What you need to do: Gather each line of the entries below that includes "JSON".
━━ Available data
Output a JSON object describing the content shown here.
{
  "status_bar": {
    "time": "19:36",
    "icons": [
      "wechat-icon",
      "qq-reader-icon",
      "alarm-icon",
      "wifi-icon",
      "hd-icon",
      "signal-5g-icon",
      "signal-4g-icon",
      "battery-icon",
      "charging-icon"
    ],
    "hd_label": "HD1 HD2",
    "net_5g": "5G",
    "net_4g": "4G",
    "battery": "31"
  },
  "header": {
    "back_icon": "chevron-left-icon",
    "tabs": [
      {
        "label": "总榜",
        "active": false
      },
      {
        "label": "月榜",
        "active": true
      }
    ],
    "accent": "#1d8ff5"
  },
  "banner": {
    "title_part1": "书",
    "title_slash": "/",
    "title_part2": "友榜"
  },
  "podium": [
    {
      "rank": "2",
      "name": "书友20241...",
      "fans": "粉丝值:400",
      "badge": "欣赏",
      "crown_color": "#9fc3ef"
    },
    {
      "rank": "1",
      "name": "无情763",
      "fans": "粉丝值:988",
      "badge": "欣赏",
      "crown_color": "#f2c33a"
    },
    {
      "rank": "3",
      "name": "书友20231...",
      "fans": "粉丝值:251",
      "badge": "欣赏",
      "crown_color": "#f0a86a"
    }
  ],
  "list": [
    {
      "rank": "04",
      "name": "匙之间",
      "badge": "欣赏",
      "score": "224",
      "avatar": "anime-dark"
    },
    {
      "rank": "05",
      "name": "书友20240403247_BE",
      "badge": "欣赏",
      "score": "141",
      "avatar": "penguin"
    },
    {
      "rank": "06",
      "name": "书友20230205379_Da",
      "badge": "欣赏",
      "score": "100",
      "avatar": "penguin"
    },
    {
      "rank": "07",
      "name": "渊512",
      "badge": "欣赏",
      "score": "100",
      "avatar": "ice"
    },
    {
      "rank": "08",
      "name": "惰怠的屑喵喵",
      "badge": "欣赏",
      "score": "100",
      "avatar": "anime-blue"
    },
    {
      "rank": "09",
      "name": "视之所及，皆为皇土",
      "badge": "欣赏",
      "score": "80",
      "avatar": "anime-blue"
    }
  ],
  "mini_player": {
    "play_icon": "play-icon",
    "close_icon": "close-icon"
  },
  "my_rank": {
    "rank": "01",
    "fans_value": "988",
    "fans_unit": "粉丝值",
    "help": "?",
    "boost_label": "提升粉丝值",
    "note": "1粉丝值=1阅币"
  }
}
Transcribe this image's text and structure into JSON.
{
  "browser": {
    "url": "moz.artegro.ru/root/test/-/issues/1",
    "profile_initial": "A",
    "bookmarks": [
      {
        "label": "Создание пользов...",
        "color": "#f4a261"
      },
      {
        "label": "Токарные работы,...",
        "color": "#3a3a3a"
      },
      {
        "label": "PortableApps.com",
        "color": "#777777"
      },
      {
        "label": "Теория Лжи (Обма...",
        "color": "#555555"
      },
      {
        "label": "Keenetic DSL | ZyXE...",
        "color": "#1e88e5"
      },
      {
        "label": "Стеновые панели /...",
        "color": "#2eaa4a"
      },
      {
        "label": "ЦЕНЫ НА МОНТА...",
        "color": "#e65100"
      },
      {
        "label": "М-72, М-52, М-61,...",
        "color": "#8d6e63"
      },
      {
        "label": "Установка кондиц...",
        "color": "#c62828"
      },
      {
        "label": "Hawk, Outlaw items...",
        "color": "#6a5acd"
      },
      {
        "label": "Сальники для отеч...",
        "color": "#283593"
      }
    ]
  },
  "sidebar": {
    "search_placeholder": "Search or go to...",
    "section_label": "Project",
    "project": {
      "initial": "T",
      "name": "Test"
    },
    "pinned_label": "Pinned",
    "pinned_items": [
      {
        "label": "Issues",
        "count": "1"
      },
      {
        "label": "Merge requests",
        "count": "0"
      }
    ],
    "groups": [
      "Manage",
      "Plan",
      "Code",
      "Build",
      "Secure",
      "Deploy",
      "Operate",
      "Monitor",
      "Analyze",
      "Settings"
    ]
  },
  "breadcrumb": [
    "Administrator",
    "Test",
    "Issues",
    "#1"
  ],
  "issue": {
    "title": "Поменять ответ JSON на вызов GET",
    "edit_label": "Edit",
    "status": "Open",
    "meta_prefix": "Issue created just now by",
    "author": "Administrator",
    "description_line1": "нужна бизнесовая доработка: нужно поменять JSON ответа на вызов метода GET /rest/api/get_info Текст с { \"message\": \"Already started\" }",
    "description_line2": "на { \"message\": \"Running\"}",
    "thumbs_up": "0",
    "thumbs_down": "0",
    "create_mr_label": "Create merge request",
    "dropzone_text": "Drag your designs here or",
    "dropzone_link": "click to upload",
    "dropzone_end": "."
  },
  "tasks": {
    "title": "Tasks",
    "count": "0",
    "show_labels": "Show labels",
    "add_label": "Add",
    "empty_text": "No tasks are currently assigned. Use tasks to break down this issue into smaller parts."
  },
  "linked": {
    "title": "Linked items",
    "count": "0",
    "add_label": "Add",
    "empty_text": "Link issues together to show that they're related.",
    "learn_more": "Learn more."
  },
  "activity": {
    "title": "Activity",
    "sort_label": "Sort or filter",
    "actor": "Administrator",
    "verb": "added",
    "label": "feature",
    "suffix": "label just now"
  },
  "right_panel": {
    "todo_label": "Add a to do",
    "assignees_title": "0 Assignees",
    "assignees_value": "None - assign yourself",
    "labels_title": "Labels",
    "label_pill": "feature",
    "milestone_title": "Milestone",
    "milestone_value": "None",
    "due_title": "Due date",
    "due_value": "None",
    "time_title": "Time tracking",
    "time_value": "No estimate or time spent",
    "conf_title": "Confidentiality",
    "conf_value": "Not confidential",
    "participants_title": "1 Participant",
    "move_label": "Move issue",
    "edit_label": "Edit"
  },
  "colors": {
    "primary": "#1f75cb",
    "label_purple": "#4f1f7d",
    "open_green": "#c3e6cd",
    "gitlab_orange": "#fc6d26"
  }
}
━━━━
Result:
Output a JSON object describing the content shown here.
Transcribe this image's text and structure into JSON.
    "title": "Поменять ответ JSON на вызов GET",
    "description_line1": "нужна бизнесовая доработка: нужно поменять JSON ответа на вызов метода GET /rest/api/get_info Текст с { \"message\": \"Already started\" }",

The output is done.